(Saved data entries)
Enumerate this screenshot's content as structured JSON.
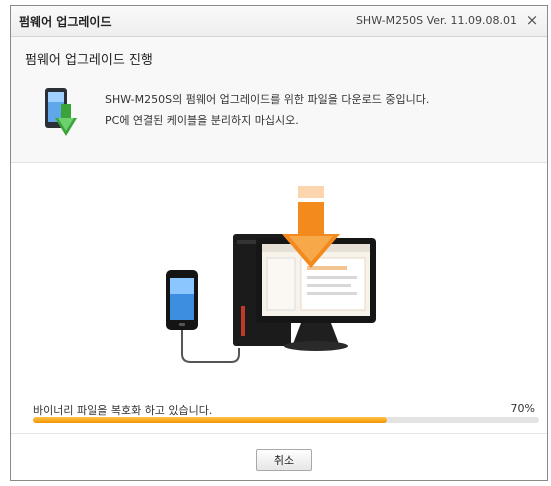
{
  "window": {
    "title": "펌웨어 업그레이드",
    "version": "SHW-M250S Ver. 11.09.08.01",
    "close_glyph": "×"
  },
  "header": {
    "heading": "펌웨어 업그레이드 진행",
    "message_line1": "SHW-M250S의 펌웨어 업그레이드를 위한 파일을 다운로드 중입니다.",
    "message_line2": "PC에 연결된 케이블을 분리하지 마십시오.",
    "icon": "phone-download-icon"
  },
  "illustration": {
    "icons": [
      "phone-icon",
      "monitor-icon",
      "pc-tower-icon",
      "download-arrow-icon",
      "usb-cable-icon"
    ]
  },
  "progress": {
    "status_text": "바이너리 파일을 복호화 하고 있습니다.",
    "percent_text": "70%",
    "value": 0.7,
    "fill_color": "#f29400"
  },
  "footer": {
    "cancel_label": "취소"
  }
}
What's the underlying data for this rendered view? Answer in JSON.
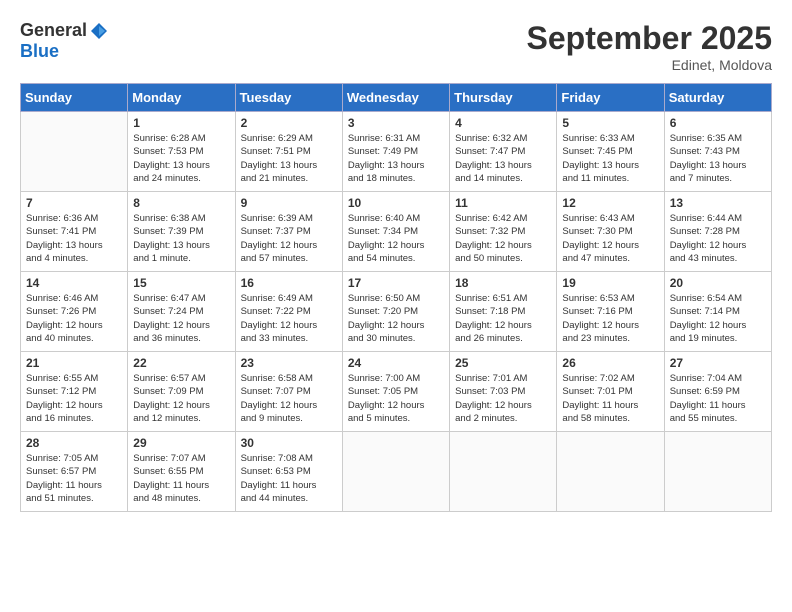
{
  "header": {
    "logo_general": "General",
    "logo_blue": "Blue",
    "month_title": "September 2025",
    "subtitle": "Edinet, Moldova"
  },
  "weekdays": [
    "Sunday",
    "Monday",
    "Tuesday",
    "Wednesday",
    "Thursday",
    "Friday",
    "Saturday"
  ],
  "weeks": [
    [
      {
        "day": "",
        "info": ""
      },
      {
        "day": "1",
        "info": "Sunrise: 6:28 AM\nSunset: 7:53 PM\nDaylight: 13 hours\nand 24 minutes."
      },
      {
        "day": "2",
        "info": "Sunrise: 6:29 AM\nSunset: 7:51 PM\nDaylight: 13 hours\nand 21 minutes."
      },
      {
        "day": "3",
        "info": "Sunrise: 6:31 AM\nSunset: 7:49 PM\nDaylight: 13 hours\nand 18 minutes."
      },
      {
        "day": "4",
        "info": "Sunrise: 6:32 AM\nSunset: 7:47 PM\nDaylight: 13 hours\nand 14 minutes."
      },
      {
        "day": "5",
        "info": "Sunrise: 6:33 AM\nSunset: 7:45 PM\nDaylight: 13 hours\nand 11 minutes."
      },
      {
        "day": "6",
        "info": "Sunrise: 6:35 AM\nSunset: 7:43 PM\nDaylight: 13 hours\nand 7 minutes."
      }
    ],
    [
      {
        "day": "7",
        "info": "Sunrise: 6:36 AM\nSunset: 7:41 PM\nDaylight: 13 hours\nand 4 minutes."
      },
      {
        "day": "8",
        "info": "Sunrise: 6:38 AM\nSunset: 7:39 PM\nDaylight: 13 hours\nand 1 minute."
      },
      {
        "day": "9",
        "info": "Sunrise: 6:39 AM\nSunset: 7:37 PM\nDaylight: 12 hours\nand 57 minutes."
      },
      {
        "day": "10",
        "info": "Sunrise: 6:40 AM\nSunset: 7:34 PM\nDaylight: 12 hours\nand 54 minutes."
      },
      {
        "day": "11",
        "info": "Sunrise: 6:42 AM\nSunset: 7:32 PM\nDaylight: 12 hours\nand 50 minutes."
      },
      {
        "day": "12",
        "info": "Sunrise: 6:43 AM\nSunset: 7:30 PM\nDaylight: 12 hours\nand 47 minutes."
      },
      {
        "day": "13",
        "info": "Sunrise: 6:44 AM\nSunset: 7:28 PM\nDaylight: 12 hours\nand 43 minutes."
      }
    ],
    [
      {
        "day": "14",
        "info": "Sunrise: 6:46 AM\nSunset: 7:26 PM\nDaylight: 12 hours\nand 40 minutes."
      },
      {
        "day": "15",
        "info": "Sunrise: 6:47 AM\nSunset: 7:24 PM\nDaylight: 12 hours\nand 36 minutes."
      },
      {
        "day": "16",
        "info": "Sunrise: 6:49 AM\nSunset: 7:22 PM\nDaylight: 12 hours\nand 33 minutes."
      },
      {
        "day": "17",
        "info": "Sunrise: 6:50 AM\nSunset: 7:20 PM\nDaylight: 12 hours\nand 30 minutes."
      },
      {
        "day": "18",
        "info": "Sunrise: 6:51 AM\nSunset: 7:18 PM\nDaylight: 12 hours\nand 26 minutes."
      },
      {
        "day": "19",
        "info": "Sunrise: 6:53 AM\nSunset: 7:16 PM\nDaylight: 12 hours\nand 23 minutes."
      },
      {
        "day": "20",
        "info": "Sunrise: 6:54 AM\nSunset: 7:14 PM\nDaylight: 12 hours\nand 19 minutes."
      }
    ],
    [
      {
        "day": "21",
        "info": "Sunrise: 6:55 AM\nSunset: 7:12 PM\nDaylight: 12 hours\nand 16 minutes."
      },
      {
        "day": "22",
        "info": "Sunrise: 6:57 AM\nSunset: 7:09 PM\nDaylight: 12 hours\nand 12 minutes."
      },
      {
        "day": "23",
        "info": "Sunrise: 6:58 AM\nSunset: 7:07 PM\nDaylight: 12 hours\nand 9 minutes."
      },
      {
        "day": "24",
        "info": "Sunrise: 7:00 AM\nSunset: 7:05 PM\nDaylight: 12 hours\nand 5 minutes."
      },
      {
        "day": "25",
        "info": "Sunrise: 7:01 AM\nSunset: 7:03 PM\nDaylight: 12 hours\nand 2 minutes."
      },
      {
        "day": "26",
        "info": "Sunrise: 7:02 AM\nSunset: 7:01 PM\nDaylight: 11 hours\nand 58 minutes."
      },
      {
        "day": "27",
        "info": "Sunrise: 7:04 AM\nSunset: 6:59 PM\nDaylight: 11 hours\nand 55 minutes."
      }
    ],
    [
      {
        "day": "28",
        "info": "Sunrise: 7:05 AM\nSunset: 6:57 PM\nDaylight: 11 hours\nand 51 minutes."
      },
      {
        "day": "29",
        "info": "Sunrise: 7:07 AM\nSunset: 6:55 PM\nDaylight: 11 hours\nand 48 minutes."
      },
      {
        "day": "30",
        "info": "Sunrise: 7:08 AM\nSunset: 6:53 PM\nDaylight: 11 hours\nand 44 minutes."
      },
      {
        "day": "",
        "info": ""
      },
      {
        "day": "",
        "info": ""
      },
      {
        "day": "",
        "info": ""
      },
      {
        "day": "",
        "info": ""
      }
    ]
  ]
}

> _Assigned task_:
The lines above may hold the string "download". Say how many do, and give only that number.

> _Result for this exercise_:
2